Plan to close St. Athanasius Catholic Church gets shelved

By: Kevin Bunch | Roseville - Eastpointe Eastsider | Published November 20, 2013

 The St. Athanasius Catholic Church will remain open at least through June 30, 2015. It had faced closure under a proposal made by a transition committee in October.

The St. Athanasius Catholic Church will remain open at least through June 30, 2015. It had faced closure under a proposal made by a transition committee in October.

Photo by Kevin Bunch


ROSEVILLE — A plan to close St. Athanasius Catholic Church and merge the nearby Sacred Heart Church and Our Lady Queen of All Saints Church has been scrapped by Bishop Michael Byrnes, as of Nov. 6.

A transition team consisting of members of all three churches was tasked with finding a way to merge the three parishes together by June 30, 2014, and the team submitted a plan to the bishop Oct. 15 that would close St. Athanasius.

Byrnes “set aside” the proposal, however, saying that he felt that it had been made prematurely after reflecting on the dynamics of the meetings he participated in.

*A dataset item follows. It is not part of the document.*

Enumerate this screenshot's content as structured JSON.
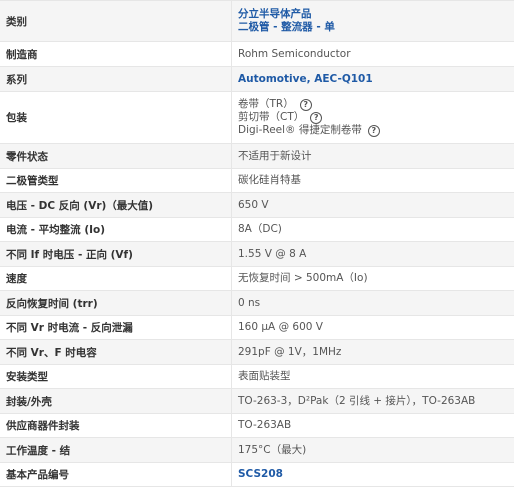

“I began our (transition team) meeting on Nov. 5 by suggesting that we set aside the decision of Oct. 15, which identified the two sites to be used by the new community — and the consequent closing of the St. Athanasius site — and focus instead only on the merging of the three parishes,” Byrne wrote in a letter.

Joe Kohn, director of public relations with the Archdiocese of Detroit, said that the proposal from the transition team never made it to the archdiocese level due to Byrnes’ decision. He said the archdiocese has also not heard anything that suggests the parishes will not make the June 30, 2014, deadline under its Together in Faith process, which aims to merge parishes throughout the metro Detroit area in a bid to deal with the declining number of priests.

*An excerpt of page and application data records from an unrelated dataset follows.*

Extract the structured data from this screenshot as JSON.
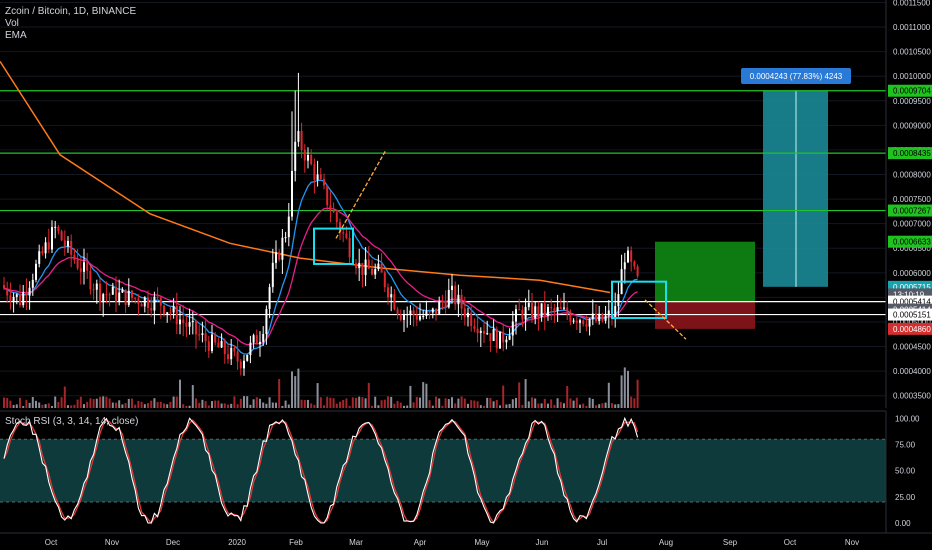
{
  "legend": {
    "title": "Zcoin / Bitcoin, 1D, BINANCE",
    "vol": "Vol",
    "ema": "EMA"
  },
  "rsi_legend": "Stoch RSI (3, 3, 14, 14, close)",
  "colors": {
    "bg": "#000000",
    "grid": "#131722",
    "candle_up": "#ffffff",
    "candle_down": "#e0282e",
    "ema_short": "#2196f3",
    "ema_mid": "#e91e8c",
    "ema_long": "#ff7a1a",
    "hline_green": "#22c22a",
    "hline_white": "#ffffff",
    "highlight": "#18e0f0",
    "arrow": "#ffb13b",
    "target_box": "#1a8a96",
    "stop_box": "#7d1318",
    "profit_box": "#0d7a12",
    "rsi_fill": "#0e3a3c",
    "rsi_k": "#ffffff",
    "rsi_d": "#e53935"
  },
  "price_axis": {
    "ticks": [
      "0.0011500",
      "0.0011000",
      "0.0010500",
      "0.0010000",
      "0.0009500",
      "0.0009000",
      "0.0008500",
      "0.0008000",
      "0.0007500",
      "0.0007000",
      "0.0006500",
      "0.0006000",
      "0.0005500",
      "0.0005000",
      "0.0004500",
      "0.0004000",
      "0.0003500"
    ],
    "labels": [
      {
        "text": "0.0009704",
        "kind": "green",
        "value": 0.0009704
      },
      {
        "text": "0.0008435",
        "kind": "green",
        "value": 0.0008435
      },
      {
        "text": "0.0007267",
        "kind": "green",
        "value": 0.0007267
      },
      {
        "text": "0.0006633",
        "kind": "green",
        "value": 0.0006633
      },
      {
        "text": "0.0005715",
        "kind": "cyan",
        "value": 0.0005715
      },
      {
        "text": "13:10:19",
        "kind": "gray",
        "value": 0.000556
      },
      {
        "text": "0.0005414",
        "kind": "white",
        "value": 0.0005414
      },
      {
        "text": "0.0005414",
        "kind": "gray",
        "value": 0.000525
      },
      {
        "text": "0.0005151",
        "kind": "white",
        "value": 0.0005151
      },
      {
        "text": "0.0004860",
        "kind": "red",
        "value": 0.000486
      }
    ]
  },
  "rsi_axis": {
    "ticks": [
      "100.00",
      "75.00",
      "50.00",
      "25.00",
      "0.00"
    ]
  },
  "time_axis": {
    "labels": [
      "Oct",
      "Nov",
      "Dec",
      "2020",
      "Feb",
      "Mar",
      "Apr",
      "May",
      "Jun",
      "Jul",
      "Aug",
      "Sep",
      "Oct",
      "Nov"
    ]
  },
  "measure": {
    "label": "0.0004243 (77.83%) 4243"
  },
  "chart_data": {
    "type": "candlestick",
    "symbol": "Zcoin / Bitcoin",
    "interval": "1D",
    "exchange": "BINANCE",
    "y_range": [
      0.000325,
      0.00116
    ],
    "horizontal_levels": [
      {
        "value": 0.0009704,
        "color": "green"
      },
      {
        "value": 0.0008435,
        "color": "green"
      },
      {
        "value": 0.0007267,
        "color": "green"
      },
      {
        "value": 0.0005414,
        "color": "white"
      },
      {
        "value": 0.0005151,
        "color": "white"
      }
    ],
    "position_long": {
      "entry": 0.0005715,
      "target": 0.0009704,
      "change": "0.0004243 (77.83%)"
    },
    "position_small": {
      "entry": 0.0005414,
      "target": 0.0006633,
      "stop": 0.000486
    },
    "stoch_rsi": {
      "range": [
        0,
        100
      ],
      "band": [
        20,
        80
      ]
    }
  }
}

“We still understand the three parishes are working toward a merger by mid-next year,” Kohn said. “But it’s undetermined, of course, what that merger might mean for the continued operation of the worship sites.”

Byrnes wrote that the transition team reached the consensus that it would put aside the question of closing parishes for the time being in order to focus on the merger as a whole. As such, Byrnes said all three parishes would remain open through June 30, 2015. At that point, he hopes that the parish can consolidate to one or two of the buildings.

“On July 1, 2014, a new parish community will be erected, a new pastor will be assigned, and a new parish council will be formed,” Byrnes wrote. “It will be the responsibility of the new pastor and the new parish council to make a determination as to which of the facilities will best serve the needs and mission of the new parish.”

He said a consolidation would be beneficial financially and administratively for the new parish, reduce the workload for the pastor, and help solidify an identity and mission for the parish as a whole.

According to a Together in Faith informational packet, the three churches must have a plan in place by June 30, 2014. The plan must also include a model for initial collaboration, as well as detail programming, outreach, administration and other services.

Statistics from the packet say that, as of 2012 in the metro Detroit area, there were 281 priests and 267 parishes. The number of priests is expected to drop to 204 by 2021.

Kohn said the merger would not necessarily have anything to do with the archdiocese until there is a final decision for Archbishop Allen Vigneron to make.

Pastor Ron Babich of Our Lady Queen of All Saints Church, and Pastor Eugene Katcher of Sacred Heart and St. Athanasius could not be reached for comment. Byrnes also could not be reached.